There are at least two misleading expressions that one very commonly encounters in the professional phylogenetics literature: "basal branch of the tree", and "derived species".
The first expression is used to refer to an unbranched lineage arising near the common ancestor, when compared to a more-branched lineage. For example, in the first diagram below we might say that taxon A is on a "basal branch", whereas taxon B is not. The taxa associated with taxon B are then referred to as the "crown" of the tree. But, how can one lineage be more basal than another? After all, both lineages connect to the "base" of the tree at the same point. To claim that one is basal and the other not is like saying that one brother is more basal than another in a family tree just because he has fewer children!
The second expression refers to a species that has more "derived" characters than another. For example, in the diagram we might say that taxon B is more derived than taxon A. Characters change from ancestral to derived through time (eg. scaly skin covering is ancestral while fur is derived, because the latter arose later in time). However, this does not make any species more derived. It is the characters that are derived not the species — each species has a combination of ancestral characters and derived ones (including humans).
These issues seem to arise from the tree iconography. Some people seem to conceptualize this as a pine tree rather than a bush (as drawn by Charles Darwin in the Origin). A pine tree, indeed, does have basal branches and a crown. Here is an example from a sign in my local botanical garden, which tries to explain plant phylogenetic relationships to the general public. This tree does, indeed, have basal branches and a distinct crown.
This issue seems to have started with Ernst Haeckel in the late 1800s. Haeckel's first phylogenies (see Who published the first phylogenetic tree?) were drawn as multi-branched bushes, rather similar to the diagram that Darwin himself had published. However, Haeckel then veered away from this approach when explicitly discussing the evolution of humans. Here, he drew a tree with a distinct central trunk and much smaller side-branches (presumably modeled on an oak tree, rather than a bush). This image emphasizes one particular lineage at the expense of the others, because there is one taxon obviously sitting at the crown of the tree while the others are relegated to side-branches.

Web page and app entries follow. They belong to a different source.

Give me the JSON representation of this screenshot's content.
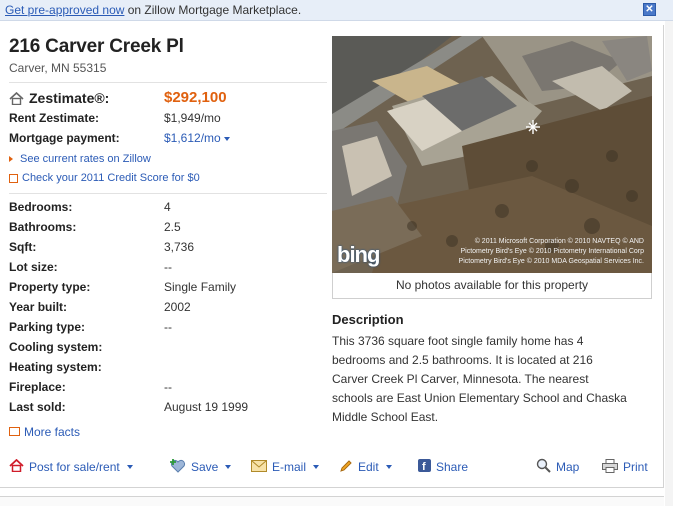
{
  "banner": {
    "link_text": "Get pre-approved now",
    "rest_text": " on Zillow Mortgage Marketplace.",
    "close_glyph": "✕"
  },
  "property": {
    "address": "216 Carver Creek Pl",
    "city_state_zip": "Carver, MN 55315"
  },
  "zestimate": {
    "label": "Zestimate®:",
    "value": "$292,100"
  },
  "rent_zestimate": {
    "label": "Rent Zestimate:",
    "value": "$1,949/mo"
  },
  "mortgage": {
    "label": "Mortgage payment:",
    "value": "$1,612/mo"
  },
  "links": {
    "rates": "See current rates on Zillow",
    "credit": "Check your 2011 Credit Score for $0"
  },
  "facts": [
    {
      "label": "Bedrooms:",
      "value": "4"
    },
    {
      "label": "Bathrooms:",
      "value": "2.5"
    },
    {
      "label": "Sqft:",
      "value": "3,736"
    },
    {
      "label": "Lot size:",
      "value": "--"
    },
    {
      "label": "Property type:",
      "value": "Single Family"
    },
    {
      "label": "Year built:",
      "value": "2002"
    },
    {
      "label": "Parking type:",
      "value": "--"
    },
    {
      "label": "Cooling system:",
      "value": ""
    },
    {
      "label": "Heating system:",
      "value": ""
    },
    {
      "label": "Fireplace:",
      "value": "--"
    },
    {
      "label": "Last sold:",
      "value": "August 19 1999"
    }
  ],
  "more_facts": "More facts",
  "photo": {
    "caption": "No photos available for this property",
    "copyright_1": "© 2011 Microsoft Corporation  © 2010 NAVTEQ  © AND",
    "copyright_2": "Pictometry Bird's Eye © 2010 Pictometry International Corp",
    "copyright_3": "Pictometry Bird's Eye © 2010 MDA Geospatial Services Inc.",
    "bing_logo": "bing"
  },
  "description": {
    "heading": "Description",
    "body": "This 3736 square foot single family home has 4 bedrooms and 2.5 bathrooms. It is located at 216 Carver Creek Pl Carver, Minnesota. The nearest schools are East Union Elementary School and Chaska Middle School East."
  },
  "toolbar": {
    "post": "Post for sale/rent",
    "save": "Save",
    "email": "E-mail",
    "edit": "Edit",
    "share": "Share",
    "map": "Map",
    "print": "Print"
  },
  "colors": {
    "accent_orange": "#e0610f",
    "link_blue": "#2b5bb6",
    "banner_bg": "#e7eef8"
  }
}
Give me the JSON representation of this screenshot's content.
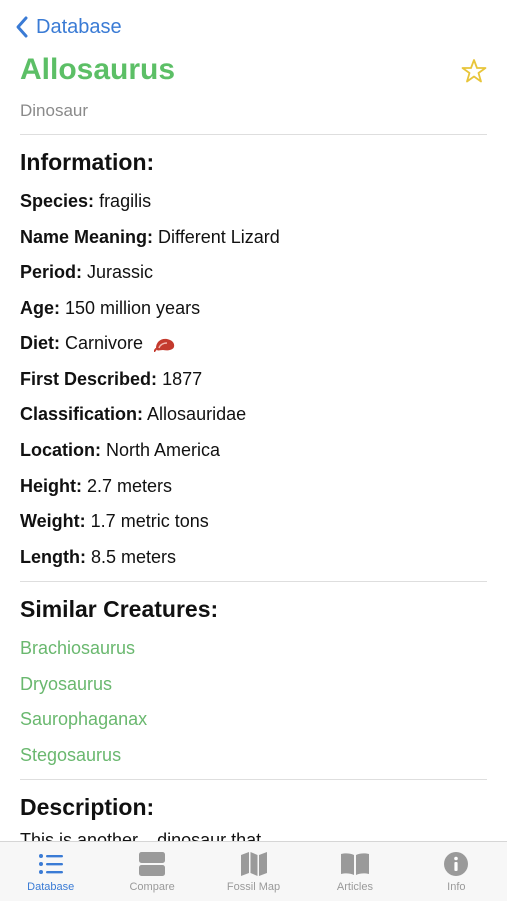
{
  "nav": {
    "back_label": "Database"
  },
  "header": {
    "title": "Allosaurus",
    "subtitle": "Dinosaur"
  },
  "information": {
    "heading": "Information:",
    "rows": [
      {
        "label": "Species:",
        "value": "fragilis"
      },
      {
        "label": "Name Meaning:",
        "value": "Different Lizard"
      },
      {
        "label": "Period:",
        "value": "Jurassic"
      },
      {
        "label": "Age:",
        "value": "150 million years"
      },
      {
        "label": "Diet:",
        "value": "Carnivore"
      },
      {
        "label": "First Described:",
        "value": "1877"
      },
      {
        "label": "Classification:",
        "value": "Allosauridae"
      },
      {
        "label": "Location:",
        "value": "North America"
      },
      {
        "label": "Height:",
        "value": "2.7 meters"
      },
      {
        "label": "Weight:",
        "value": "1.7 metric tons"
      },
      {
        "label": "Length:",
        "value": "8.5 meters"
      }
    ]
  },
  "similar": {
    "heading": "Similar Creatures:",
    "items": [
      "Brachiosaurus",
      "Dryosaurus",
      "Saurophaganax",
      "Stegosaurus"
    ]
  },
  "description": {
    "heading": "Description:",
    "text_partial": "This is another... dinosaur that..."
  },
  "tabbar": {
    "tabs": [
      {
        "label": "Database",
        "icon": "list-icon",
        "active": true
      },
      {
        "label": "Compare",
        "icon": "compare-icon",
        "active": false
      },
      {
        "label": "Fossil Map",
        "icon": "map-icon",
        "active": false
      },
      {
        "label": "Articles",
        "icon": "book-icon",
        "active": false
      },
      {
        "label": "Info",
        "icon": "info-icon",
        "active": false
      }
    ]
  },
  "colors": {
    "accent_blue": "#3a7bd5",
    "title_green": "#5cbf66",
    "link_green": "#6ab86f",
    "star_yellow": "#e8c53a",
    "inactive_gray": "#9a9a9a"
  }
}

|E. Haeckel (1874) Anthropogenie oder Entwickelungsgeschichte|
des Menschen. Engelmann, Leipzig.
This approach to drawing a phylogeny can be used to put any chosen organism at the crown of the tree, not just human beings, as illustrated by the following diagram from James Scott (which looks like it is actually modeled on a pine tree). This is a fundamental characteristic of a phylogeny — it can be drawn so that any part of the diagram is at the crown. However, to be accurate it should always be drawn so that no one lineage is emphasized over any other one — there should be no taxa sitting at the crown.
|J.A. Scott (1986) The Butterflies of North America:|

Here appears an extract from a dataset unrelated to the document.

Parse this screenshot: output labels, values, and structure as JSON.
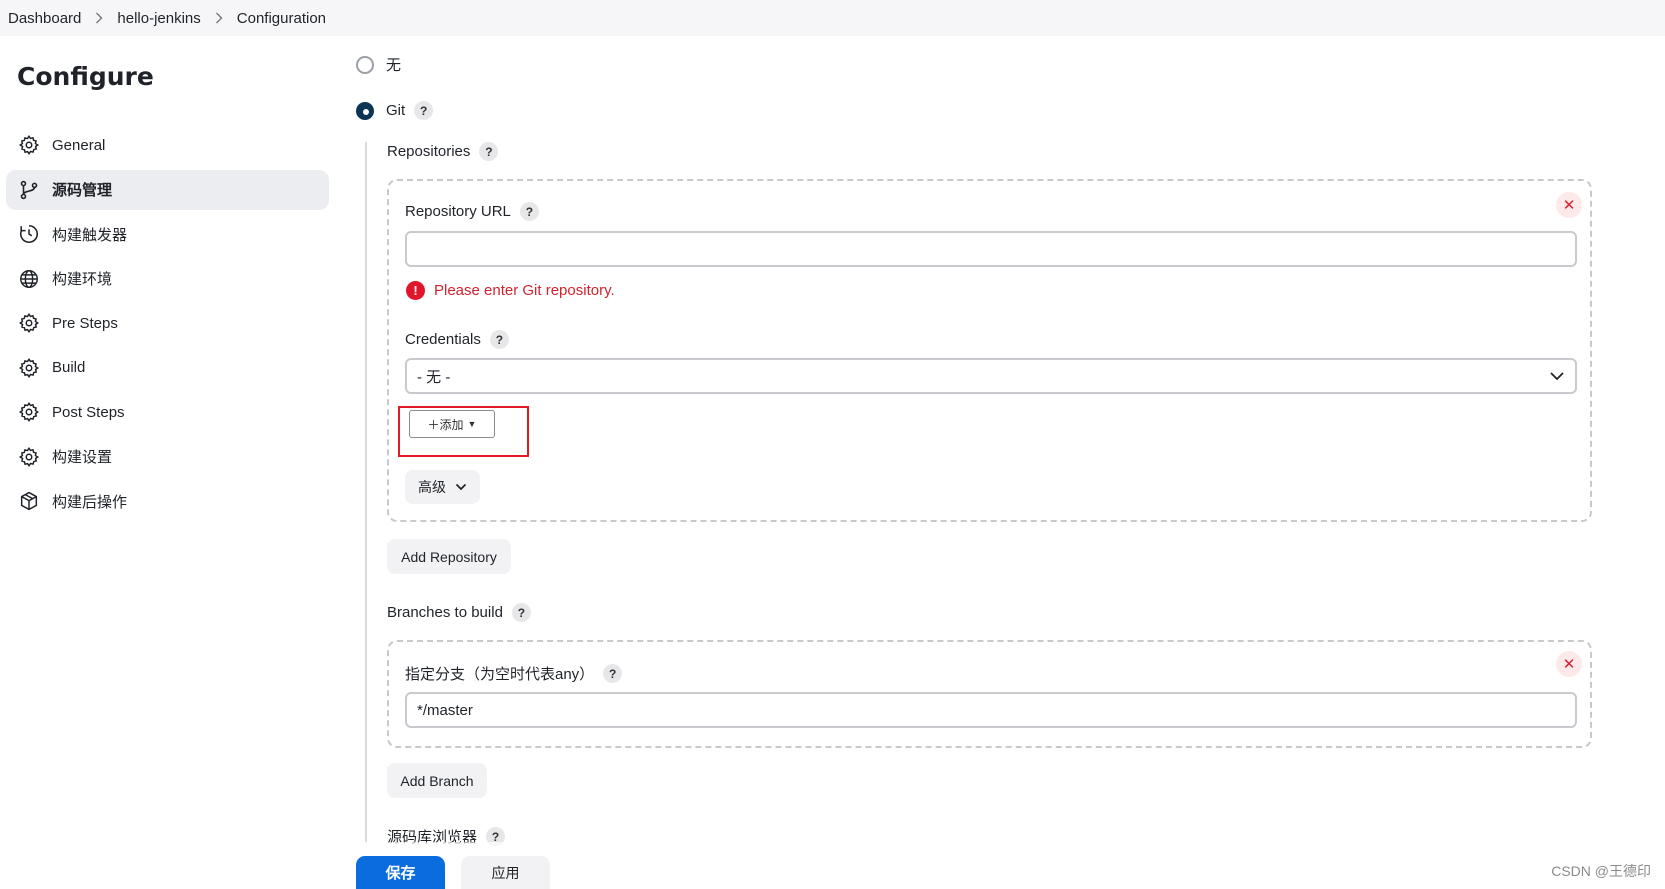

a Natural History and Field Guide. Stanford University Press, Stanford.
Distorted images occur in several ways in modern evolutionary biology. This topic has received considerable attention in the literature, and there are a number of very readable expositions of various parts of it. Here is a brief list.
Gregory T.R. (2008) Understanding evolutionary trees. Evolution: Education and Outreach 1: 121-137.
O'Hara R.J. (1992) Telling the tree: narrative representation and the study of evolutionary history. Biology and Philosophy 7: 135-160.
Crisp M.D., Cook L.G. (2005) Do early branching lineages signify ancestral traits? Trends in Ecology and Evolution 20: 122-128.
Krell F.-T., Cranston P.S. (2004) Which side of a tree is more basal? Systematic Entomology 29: 279-281.
Omland K.E., Cook L.G., Crisp M.D. (2008) Tree thinking for all biology: the problem with reading phylogenies as ladders of progress. BioEssays 30: 854-867.
Sandvik H. (2009) Anthropocentrisms in cladograms. Biology and Philosophy 24: 425-440.